The decision by China's southwestern Chongqing city to shelve plans to build an elaborate theme park celebrating revolutionary history has highlighted widespread popular anger over prestige projects as ordinary Chinese find it increasingly hard to make ends meet.
The city last month shelved plans for the 2.5 billion yuan (U.S.$386.7 million) theme park celebrating China' revolutionary history, official media reported.
The "Red Classics Theme Park" was touted as a major tourist attraction for Chongqing, which recently also poured money into concerts of Mao era "red songs" to celebrate the 90th anniversary of the founding of China's ruling Communist Party.
The 128-hectare (316-acre) park, which was to have included a theater for revolutionary performances and a theme park, including replicas of the home villages of late supreme leaders Mao Zedong and Deng Xiaoping, drew the ire of residents and social commentators, however.
Many slammed the plan as being out of touch with current reality, however, at a time of rising food prices and lack of affordable housing for millions of ordinary people.
"I really don't think a lot of people would go," said a resident of Chongqing surnamed Peng, interviewed when the plan was first revealed.
"Ordinary people probably won't go to somewhere like this, especially the younger generation."
"They're like, flags, Party, whatever."
Peng said the current wave of revolutionary culture being promoted by municipal Party leader Bo Xilai was turning the city into a laughing stock throughout the rest of the country.
"I met someone who wasn't from here the other day, and he said that, elsewhere in China, they are telling jokes about Chongqing," Peng said.
"The jokes make Chongqing people out to be really dumb."
Online author Sima Tai, a Chongqing native, said a lavish theme-park was in poor taste when so many people in the city were struggling.
"They have turned off the water supply in lot of places now, because of the drought," Sima said. "They shouldn't be spending money on a red theme-park, where they reproduce the birthplaces of some of the top Chinese leaders of the past."
"A lot of ordinary people can't even afford housing now: why are you building houses for dead people?"

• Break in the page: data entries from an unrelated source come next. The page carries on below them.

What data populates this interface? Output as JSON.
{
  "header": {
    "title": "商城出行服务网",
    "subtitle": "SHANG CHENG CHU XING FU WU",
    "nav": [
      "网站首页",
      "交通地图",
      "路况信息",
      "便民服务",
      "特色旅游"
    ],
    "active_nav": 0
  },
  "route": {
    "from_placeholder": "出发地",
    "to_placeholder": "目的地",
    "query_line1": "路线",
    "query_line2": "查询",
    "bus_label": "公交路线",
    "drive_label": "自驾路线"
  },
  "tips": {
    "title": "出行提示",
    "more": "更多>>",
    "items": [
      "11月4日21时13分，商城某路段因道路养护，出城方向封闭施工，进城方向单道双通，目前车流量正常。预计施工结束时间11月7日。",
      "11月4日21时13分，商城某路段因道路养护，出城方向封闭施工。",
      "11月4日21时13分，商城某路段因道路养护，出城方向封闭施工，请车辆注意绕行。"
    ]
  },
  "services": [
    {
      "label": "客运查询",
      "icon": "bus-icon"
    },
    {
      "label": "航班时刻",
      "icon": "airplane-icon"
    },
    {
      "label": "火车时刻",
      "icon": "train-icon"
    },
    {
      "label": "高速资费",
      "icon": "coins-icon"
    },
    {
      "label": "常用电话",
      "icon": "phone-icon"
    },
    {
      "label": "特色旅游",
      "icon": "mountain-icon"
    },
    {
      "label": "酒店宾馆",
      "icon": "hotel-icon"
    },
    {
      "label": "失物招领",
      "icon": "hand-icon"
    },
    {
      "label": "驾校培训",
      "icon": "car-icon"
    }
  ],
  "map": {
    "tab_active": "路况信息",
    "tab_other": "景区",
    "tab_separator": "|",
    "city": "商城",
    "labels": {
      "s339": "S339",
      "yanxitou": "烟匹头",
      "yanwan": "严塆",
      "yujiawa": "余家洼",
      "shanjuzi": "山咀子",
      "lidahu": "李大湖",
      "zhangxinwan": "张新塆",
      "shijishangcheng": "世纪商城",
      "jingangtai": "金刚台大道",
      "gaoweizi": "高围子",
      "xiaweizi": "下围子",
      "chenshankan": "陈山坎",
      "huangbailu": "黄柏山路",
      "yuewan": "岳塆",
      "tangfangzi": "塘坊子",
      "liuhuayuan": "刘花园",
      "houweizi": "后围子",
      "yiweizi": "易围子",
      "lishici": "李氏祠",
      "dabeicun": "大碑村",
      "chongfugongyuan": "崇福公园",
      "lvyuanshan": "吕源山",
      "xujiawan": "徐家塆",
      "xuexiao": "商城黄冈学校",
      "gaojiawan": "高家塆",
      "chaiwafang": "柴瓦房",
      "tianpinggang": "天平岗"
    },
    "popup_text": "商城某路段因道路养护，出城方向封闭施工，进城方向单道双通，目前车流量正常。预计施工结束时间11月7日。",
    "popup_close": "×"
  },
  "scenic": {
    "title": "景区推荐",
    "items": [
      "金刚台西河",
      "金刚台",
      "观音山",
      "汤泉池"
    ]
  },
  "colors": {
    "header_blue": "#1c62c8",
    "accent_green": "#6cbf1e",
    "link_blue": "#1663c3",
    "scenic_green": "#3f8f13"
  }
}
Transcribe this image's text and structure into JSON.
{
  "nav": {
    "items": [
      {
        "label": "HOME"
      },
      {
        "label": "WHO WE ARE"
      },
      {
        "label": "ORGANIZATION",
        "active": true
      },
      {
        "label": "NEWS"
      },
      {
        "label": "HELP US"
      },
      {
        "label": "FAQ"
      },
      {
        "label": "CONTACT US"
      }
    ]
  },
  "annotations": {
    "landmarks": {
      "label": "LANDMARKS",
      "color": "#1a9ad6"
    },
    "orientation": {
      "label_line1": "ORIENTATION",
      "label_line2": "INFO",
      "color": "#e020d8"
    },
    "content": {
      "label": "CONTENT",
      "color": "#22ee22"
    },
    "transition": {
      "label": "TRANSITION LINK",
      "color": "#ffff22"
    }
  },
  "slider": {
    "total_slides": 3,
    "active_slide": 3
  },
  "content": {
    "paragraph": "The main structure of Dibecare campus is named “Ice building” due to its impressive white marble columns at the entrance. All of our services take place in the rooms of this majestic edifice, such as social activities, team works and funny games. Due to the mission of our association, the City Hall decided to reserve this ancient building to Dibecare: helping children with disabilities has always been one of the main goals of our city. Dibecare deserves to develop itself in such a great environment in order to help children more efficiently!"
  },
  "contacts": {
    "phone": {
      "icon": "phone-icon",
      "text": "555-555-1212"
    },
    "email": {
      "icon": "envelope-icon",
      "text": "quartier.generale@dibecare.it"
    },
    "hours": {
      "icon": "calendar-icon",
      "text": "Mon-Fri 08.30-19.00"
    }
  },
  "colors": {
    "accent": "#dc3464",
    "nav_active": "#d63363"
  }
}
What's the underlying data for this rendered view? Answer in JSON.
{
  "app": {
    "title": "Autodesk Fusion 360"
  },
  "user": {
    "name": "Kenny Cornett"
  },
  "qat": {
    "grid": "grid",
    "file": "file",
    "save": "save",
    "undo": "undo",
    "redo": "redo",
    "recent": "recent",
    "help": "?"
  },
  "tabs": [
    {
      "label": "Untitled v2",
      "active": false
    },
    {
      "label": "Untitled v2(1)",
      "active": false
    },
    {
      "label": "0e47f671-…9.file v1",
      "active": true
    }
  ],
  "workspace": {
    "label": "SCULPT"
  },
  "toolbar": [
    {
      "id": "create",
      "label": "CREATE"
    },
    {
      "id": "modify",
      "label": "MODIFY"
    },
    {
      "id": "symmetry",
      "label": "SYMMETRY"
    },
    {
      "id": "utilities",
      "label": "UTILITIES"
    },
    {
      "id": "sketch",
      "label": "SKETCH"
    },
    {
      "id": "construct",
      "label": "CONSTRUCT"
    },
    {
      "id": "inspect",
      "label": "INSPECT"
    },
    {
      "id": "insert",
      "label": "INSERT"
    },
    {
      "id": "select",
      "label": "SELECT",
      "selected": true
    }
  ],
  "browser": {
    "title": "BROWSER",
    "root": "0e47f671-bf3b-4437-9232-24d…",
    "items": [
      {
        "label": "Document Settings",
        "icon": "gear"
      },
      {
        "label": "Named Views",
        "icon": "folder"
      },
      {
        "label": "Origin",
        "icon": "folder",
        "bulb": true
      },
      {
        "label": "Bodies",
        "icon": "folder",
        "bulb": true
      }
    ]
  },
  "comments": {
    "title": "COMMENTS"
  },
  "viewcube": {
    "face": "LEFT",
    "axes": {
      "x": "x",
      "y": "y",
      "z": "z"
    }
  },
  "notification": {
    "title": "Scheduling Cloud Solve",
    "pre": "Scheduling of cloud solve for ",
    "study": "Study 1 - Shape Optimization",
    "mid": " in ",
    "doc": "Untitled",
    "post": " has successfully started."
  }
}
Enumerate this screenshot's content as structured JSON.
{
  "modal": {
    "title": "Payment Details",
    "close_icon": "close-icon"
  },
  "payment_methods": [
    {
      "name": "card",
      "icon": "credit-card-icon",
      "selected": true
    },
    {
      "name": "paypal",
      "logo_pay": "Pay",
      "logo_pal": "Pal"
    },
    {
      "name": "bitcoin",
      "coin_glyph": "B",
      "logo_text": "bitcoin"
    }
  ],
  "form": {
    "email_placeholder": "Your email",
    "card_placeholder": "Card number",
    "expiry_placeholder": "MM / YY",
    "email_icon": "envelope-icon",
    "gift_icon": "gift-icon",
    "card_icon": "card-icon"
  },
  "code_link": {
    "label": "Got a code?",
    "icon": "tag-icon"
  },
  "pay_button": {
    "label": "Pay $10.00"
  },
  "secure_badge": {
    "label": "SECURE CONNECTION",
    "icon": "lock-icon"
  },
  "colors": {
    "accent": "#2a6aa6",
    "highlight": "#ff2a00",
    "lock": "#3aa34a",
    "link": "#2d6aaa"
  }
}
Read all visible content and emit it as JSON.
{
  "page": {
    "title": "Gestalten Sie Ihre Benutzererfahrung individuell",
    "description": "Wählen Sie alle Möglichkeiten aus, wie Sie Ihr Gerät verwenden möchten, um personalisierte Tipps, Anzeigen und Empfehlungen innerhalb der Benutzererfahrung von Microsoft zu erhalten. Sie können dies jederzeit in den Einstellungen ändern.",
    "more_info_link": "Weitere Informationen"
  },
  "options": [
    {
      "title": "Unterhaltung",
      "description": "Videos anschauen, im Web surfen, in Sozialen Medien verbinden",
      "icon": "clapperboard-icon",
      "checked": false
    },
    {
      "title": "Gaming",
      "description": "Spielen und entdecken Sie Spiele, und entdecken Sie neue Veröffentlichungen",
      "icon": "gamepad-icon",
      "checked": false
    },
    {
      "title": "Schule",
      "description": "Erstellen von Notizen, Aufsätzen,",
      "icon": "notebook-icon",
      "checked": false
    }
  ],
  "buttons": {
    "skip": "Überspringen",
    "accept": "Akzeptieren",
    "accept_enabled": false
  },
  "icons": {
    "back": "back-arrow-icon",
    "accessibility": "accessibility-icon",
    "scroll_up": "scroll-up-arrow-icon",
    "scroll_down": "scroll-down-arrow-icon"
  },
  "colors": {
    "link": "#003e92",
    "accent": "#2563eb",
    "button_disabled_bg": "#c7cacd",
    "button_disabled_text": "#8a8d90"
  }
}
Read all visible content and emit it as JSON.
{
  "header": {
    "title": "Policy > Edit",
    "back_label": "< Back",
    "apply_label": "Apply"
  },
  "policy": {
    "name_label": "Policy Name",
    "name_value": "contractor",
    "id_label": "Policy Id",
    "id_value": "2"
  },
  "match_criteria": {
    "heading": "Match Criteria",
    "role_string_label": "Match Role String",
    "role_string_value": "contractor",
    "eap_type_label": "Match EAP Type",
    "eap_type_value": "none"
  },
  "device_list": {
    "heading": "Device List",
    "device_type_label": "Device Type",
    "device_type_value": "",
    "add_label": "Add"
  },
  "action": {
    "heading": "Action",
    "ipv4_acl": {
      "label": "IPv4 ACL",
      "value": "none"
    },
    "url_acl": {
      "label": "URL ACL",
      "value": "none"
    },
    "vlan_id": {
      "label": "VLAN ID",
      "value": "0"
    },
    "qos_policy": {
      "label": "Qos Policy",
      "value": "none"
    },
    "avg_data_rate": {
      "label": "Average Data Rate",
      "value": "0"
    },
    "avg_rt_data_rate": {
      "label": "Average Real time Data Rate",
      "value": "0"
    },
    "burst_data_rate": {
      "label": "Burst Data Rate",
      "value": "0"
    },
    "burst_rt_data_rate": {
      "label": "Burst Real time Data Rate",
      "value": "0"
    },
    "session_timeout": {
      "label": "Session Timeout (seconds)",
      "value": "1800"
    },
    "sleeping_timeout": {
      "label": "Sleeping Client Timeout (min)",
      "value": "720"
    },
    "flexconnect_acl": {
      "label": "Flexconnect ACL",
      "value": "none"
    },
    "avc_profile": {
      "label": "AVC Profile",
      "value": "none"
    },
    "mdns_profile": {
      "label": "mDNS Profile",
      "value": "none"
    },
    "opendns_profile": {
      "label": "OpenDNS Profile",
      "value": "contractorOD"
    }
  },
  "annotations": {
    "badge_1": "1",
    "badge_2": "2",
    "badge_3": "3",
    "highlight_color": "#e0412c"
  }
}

A second online author, surnamed Liu, said the people of Chongqing and surrounding Sichuan mostly had a low opinion of the Communist Party.
"I think most people in Chongqing hate the Communist Party," Liu said.
"Historically, Chongqing was the Kuomintang capital, and a lot of people died when it was taken."
He said the region had suffered harshly during the famine of the Great Leap Forward launched by Mao in the 1958-1960 period in a bid to rapidly modernize China by collectivizing the country's vast population. The campaign ended in economic disaster and millions of Chinese starved to death.
"More than 10 million people died in Sichuan during the Greap Leap Forward, and things were extremely chaotic with a lot of guerilla fighting during the Cultural Revolution (1966-1976)," Liu added.
"This red song concert thing is a...failure to recognize that [local] people hate the Communist Party down to their very marrow."
China is in the grip of a new wave of "revolutionary culture" as the ruling Communist Party marks the 90th anniversary of its founding, although authorities still forbid public debate on Mao Zedong's brutal Cultural Revolution.
Chongqing officials, led by Party secretary and rising political star Bo Xilai, organized a series of "red song" concerts to strengthen social cohesion in recent months.
The official China Daily newspaper quoted online comments slamming the project's extravagance, and cited officials as saying the project was shelved because it was "not feasible."
Reported by Shi Shan for RFA's Mandarin service. Translated and written in English by Luisetta Mudie.